A few weeks ago, our friends Lopeyok Simon and Nakwang Rose got married in a church. They are the first in Timu to be married in a church building. We went to the wedding hoping to learn a little more about Ik tradition and culture. What we really saw was how the Ik believers are now mixing old traditions with new western ones. This sign welcomed us at the door. We were two out of few people who could actually read this message. Before the couple appeared, we gathered in the church to have a time of singing and dancing. Below is Rose's mom, Regina, dressed up with beads and a covered head.
After a few songs, we went to collect the couple from a house next door where they were waiting to be called. They don't follow the tradition where the groom can't see the bride before the wedding. The actually sit together and walk out in a crowd together when called out. A few people will hold a 'canopy' (sheet) over the couple's heads as they walk to the church. We sang as we went..."We are marching in the light of God"...Pastor Luka (in the blue shirt on the right) got the crowd excited and danced the whole way. The couple are joined by two attendants (Lopeyok's brother and his wife) who stand on each side of them.
All four of them looked solemn as they walked. They did not display joyful smiles. They are supposed to be in mourning for leaving their parents' households. In fact, we didn't see them crack a smile until after the ceremony.
They walked into the church and up to their seats under the canopy with much dancing and singing around them.
Rose stood on one side with her family and Lopeyok on the other with his family. They walked forward slowly and became disconnected from their family units.
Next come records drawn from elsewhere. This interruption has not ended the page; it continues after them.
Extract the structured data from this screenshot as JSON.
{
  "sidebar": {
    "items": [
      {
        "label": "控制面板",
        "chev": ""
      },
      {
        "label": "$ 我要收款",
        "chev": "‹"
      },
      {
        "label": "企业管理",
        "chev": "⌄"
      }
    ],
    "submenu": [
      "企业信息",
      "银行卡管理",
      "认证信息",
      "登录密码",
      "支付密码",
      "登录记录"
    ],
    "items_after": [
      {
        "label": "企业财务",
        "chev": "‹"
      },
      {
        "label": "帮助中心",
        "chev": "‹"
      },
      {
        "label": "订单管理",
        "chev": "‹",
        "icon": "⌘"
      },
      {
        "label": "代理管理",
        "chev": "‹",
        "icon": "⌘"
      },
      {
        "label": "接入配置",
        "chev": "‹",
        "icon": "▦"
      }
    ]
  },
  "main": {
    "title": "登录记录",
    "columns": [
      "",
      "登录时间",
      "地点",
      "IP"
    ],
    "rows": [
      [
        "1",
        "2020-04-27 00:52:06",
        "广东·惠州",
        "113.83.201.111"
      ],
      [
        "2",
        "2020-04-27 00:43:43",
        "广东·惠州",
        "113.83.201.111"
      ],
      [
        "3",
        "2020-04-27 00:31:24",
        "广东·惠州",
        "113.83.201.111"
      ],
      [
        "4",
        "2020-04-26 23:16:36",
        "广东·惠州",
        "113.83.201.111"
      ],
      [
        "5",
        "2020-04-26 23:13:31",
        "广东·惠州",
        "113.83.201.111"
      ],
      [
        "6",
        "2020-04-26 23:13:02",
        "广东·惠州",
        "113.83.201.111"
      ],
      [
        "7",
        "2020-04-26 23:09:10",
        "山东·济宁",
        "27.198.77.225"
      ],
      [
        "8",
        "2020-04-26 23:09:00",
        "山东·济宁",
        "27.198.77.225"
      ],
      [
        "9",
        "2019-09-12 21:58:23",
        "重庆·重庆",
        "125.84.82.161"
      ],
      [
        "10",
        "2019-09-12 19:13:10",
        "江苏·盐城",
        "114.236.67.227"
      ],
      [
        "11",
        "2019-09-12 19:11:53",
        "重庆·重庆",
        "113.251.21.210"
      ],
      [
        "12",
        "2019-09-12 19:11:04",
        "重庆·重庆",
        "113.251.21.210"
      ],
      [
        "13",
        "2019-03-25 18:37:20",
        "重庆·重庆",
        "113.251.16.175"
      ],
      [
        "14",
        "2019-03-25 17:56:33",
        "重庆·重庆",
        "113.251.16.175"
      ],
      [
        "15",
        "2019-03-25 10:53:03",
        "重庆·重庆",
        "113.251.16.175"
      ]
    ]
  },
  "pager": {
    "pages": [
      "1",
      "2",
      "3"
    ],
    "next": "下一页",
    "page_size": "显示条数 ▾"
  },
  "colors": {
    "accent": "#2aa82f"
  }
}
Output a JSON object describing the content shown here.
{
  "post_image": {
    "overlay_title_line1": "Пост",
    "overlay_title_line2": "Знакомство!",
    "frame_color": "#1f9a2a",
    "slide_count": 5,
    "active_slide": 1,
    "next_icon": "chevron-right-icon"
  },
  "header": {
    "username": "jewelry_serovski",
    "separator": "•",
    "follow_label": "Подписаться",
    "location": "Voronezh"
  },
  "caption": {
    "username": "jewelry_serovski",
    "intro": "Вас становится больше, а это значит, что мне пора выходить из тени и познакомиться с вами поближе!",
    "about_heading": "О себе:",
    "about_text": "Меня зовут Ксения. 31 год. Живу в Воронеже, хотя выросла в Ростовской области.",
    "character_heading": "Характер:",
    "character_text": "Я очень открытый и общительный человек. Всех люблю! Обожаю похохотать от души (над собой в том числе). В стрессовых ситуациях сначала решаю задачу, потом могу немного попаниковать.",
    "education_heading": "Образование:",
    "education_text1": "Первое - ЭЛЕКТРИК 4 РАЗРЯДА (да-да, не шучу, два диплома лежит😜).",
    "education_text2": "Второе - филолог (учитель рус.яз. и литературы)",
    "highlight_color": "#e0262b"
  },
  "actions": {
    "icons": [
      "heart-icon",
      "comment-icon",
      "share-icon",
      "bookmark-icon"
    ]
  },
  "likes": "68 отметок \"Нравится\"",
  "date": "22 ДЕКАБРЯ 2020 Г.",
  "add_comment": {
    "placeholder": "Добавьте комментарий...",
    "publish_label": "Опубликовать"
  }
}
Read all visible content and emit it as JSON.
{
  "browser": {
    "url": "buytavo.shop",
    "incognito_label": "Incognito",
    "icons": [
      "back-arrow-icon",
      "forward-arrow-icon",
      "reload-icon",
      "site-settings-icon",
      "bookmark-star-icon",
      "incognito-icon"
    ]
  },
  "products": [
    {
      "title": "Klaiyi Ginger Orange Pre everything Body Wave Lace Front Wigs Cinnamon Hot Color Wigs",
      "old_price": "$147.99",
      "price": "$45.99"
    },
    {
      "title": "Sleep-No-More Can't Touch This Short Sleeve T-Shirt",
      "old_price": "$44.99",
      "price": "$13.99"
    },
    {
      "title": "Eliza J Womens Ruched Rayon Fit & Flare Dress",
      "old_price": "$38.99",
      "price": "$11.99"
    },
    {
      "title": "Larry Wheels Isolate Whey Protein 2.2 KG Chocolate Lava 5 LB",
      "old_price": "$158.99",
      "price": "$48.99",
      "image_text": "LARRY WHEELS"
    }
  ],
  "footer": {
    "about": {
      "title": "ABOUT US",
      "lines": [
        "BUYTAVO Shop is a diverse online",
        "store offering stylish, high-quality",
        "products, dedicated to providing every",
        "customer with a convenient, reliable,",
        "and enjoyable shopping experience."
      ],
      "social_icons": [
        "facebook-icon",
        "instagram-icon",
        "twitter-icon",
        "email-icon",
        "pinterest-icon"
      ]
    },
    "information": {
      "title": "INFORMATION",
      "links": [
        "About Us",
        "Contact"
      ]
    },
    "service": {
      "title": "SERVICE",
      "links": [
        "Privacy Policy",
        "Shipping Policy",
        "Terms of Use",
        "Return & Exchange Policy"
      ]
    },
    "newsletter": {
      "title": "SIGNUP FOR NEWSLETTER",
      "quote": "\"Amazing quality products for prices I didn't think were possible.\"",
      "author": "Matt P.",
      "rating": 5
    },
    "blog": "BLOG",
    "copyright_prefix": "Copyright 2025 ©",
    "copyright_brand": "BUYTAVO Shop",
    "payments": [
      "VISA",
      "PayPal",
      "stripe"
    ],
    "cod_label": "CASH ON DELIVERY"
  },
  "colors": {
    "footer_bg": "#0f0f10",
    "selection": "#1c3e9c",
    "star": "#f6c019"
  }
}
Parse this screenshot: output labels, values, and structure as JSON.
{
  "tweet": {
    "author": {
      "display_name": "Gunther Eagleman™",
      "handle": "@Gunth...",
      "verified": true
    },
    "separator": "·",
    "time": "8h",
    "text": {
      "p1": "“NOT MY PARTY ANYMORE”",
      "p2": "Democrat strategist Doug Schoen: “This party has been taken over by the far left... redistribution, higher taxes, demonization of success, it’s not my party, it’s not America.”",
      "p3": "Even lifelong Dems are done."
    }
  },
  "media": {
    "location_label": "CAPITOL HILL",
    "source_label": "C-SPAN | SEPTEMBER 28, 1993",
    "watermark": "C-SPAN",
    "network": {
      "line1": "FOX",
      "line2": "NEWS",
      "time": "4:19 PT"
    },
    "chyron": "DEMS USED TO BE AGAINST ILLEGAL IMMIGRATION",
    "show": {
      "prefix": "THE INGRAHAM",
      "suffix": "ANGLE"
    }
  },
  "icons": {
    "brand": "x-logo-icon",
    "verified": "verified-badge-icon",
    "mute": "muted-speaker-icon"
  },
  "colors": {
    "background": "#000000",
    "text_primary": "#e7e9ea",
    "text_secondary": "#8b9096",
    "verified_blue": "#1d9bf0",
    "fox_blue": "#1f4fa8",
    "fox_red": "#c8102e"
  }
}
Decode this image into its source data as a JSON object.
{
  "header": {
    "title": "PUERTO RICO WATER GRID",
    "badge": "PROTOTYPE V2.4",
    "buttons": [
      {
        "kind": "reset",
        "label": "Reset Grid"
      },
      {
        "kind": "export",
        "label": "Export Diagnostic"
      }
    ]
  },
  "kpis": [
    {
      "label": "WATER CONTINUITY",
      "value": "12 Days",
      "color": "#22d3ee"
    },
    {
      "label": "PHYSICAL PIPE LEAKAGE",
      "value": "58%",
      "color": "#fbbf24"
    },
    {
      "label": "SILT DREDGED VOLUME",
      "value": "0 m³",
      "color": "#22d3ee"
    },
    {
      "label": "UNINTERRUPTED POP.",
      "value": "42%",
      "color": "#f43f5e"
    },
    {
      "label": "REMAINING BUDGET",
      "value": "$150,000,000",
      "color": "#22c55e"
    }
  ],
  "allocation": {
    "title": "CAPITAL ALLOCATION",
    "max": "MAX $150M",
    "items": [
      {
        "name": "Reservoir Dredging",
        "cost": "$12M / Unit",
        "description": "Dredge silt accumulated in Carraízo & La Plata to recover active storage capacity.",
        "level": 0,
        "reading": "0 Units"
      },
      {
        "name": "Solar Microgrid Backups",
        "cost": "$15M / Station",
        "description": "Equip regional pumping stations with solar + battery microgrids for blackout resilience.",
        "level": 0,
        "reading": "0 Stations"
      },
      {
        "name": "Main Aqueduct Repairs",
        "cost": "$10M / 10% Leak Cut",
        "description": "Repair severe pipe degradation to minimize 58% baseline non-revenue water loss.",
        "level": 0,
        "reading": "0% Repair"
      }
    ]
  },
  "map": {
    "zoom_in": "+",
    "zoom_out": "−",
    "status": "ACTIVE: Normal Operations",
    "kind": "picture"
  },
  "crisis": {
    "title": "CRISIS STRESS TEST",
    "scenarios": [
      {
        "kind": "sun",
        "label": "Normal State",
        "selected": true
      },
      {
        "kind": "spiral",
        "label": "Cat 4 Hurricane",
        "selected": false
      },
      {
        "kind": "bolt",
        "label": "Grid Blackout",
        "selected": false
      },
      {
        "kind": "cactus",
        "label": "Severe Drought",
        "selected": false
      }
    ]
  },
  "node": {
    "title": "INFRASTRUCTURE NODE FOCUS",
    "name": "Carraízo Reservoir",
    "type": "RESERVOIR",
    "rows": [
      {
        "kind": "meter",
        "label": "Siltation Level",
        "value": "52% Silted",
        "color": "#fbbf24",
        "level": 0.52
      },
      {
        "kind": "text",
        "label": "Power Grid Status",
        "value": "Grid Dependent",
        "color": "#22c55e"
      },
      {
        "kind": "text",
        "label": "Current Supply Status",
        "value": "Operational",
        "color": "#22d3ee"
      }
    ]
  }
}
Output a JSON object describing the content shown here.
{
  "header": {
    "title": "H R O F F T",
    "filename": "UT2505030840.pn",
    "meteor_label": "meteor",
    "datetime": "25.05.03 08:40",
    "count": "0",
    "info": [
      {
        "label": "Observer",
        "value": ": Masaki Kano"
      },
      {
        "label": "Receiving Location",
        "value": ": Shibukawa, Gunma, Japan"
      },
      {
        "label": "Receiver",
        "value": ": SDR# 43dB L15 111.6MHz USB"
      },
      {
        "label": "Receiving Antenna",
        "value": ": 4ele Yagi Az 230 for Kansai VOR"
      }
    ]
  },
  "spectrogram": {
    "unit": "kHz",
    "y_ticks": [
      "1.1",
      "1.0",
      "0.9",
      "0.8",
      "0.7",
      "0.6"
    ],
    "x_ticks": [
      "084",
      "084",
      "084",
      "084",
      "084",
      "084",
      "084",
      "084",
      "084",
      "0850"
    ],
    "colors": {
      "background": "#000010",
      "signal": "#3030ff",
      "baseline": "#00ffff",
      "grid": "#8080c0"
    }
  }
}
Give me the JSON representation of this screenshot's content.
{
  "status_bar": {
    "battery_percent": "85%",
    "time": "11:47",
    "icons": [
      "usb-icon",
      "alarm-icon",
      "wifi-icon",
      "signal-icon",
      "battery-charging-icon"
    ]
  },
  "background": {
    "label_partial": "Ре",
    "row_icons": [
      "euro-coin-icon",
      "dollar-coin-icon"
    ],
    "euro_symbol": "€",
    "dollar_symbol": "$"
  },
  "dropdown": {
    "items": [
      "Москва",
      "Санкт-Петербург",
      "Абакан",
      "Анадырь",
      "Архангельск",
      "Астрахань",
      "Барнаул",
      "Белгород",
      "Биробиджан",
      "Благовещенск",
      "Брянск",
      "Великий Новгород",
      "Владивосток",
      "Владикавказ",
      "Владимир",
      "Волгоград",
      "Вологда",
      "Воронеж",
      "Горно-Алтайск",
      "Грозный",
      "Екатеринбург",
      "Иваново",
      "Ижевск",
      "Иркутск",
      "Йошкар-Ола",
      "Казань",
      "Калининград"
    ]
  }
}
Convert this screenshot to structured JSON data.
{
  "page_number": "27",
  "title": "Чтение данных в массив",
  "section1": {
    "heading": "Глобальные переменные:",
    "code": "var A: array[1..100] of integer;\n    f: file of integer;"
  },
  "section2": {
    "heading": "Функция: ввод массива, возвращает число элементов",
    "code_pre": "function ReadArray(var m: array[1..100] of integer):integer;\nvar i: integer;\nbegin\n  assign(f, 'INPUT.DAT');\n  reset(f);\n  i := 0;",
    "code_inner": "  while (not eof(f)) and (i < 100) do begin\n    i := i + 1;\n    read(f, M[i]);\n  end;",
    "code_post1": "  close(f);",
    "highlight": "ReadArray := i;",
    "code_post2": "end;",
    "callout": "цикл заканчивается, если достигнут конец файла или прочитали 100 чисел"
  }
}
It was symbolic of a man & woman leaving the family and being joined together to form a new family unit. These are new rituals for the Ik that have not been performed in wedding ceremonies traditionally. It was interesting to see their response to these new rituals. They giggled a lot at being asked to do things they weren't used to.
Pastor Luka gave the couple this battery-powered light to hold up as a sign of their new life together. Don't ask me why he chose this symbol.
Then they put rings on each other's fingers. This is also a new ritual for the Ik. They haven't used rings before to symbolize marriage and commitment.
A prayer is said over the new couple. Pastor Luka is on the right and Pastor Jacob (the Ik pastor) on the left.
I made a small cake for the occasion and it was also used symbolically in the service. They took turns feeding each other to signify how they will care for each other. The Ik congregation laughed hysterically over this. It was obviously awkward and intimate.
Then the couple took two platters of cake and started serving family members. This signified how they would continue to serve their families in the future despite having broken away from the family unit.
Then they went into the congregation and started serving their tribe.
Next was a time of gift-giving and donation towards the new couple. People marched up to the front and placed their gifts at the altar. Gifts included hoe heads, money, beans and dried maize.
This precious child is named Lolem Mary. She is sister to the bride. It took two hours for me to get her to smile. Her mother had told her to be solemn about her sister leaving the household. But finally, I prevailed with some tickling.
When the wedding ceremony was finished, the couple trooped outside for some landscape pictures. In the first few pictures, they were standing two feet apart and looking sad....as is expected...as tradition dictates. But then I asked them to move a little closer and that is when Lopeyok grabbed Rose's hand. It was the first physical sign of affection I've seen among married couples in Timu.
The next day after church, we had one more ritual to attend to. The believers followed Lopeyok & Rose to their new home where Pastor Luka prayed over the couple and blessed the home. I especially liked this part of the wedding ceremonies and found it very appropriate. Maybe we could learn something from these gestures.
And that...was a modern Ik wedding.